WHAT TO WORK ON:
What lines of the data below include the word "this"? Report them by copying each.

+++++

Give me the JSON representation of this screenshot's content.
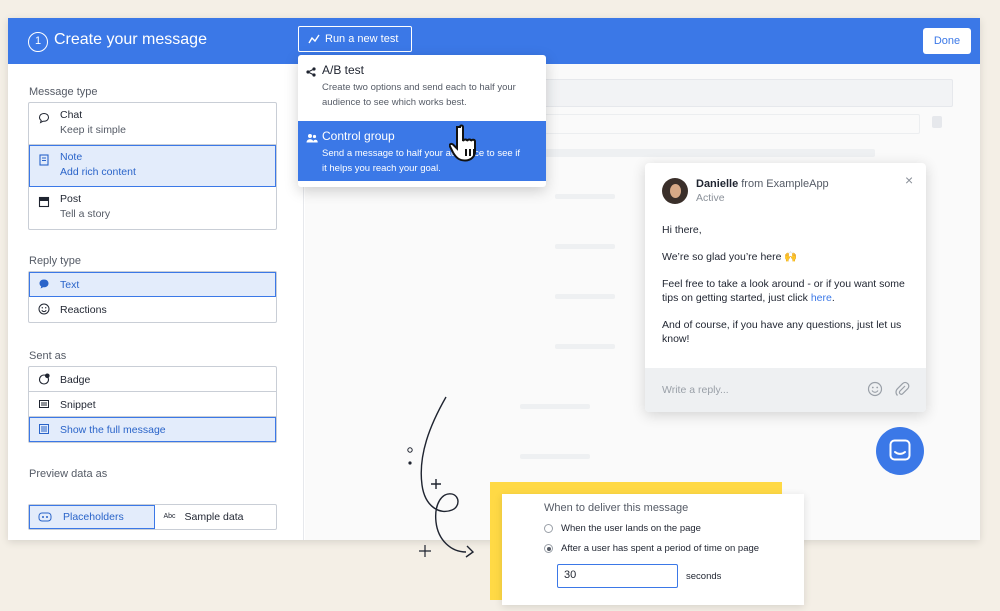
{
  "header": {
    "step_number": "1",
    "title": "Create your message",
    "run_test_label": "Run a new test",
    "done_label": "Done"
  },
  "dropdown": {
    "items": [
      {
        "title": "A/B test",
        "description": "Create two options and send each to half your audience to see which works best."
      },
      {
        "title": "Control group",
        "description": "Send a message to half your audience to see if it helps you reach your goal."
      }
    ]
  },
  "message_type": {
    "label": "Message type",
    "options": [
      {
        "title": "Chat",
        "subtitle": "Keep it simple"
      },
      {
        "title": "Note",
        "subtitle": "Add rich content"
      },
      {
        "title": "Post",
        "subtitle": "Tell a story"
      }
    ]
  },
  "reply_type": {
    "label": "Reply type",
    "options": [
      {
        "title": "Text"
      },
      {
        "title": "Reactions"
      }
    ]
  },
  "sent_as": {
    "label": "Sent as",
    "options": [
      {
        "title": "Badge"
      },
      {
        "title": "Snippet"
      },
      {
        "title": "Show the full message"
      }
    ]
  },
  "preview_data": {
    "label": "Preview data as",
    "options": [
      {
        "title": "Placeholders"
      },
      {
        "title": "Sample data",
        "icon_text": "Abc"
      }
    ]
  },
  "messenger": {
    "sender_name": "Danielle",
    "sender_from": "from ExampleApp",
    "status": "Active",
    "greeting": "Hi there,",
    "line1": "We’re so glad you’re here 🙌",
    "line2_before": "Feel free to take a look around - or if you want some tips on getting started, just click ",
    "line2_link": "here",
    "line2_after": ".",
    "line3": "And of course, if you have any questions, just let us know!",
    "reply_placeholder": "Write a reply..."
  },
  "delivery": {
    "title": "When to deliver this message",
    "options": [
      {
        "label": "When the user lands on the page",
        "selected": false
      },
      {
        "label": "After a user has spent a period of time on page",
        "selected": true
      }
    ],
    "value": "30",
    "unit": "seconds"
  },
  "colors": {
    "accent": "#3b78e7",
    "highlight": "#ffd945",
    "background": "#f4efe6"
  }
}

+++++

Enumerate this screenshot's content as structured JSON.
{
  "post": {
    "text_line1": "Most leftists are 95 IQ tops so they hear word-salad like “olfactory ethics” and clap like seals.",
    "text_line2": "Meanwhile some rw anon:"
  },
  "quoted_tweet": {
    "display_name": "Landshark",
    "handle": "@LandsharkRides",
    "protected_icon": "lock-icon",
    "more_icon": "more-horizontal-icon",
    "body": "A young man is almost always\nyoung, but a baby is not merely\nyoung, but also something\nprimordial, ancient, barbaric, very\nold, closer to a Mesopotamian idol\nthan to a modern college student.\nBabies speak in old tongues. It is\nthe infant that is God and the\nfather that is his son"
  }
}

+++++

RESPONSE AREA:
Give me the JSON representation of this screenshot's content.
    "title": "When to deliver this message",
Enumerate this screenshot's content as structured JSON.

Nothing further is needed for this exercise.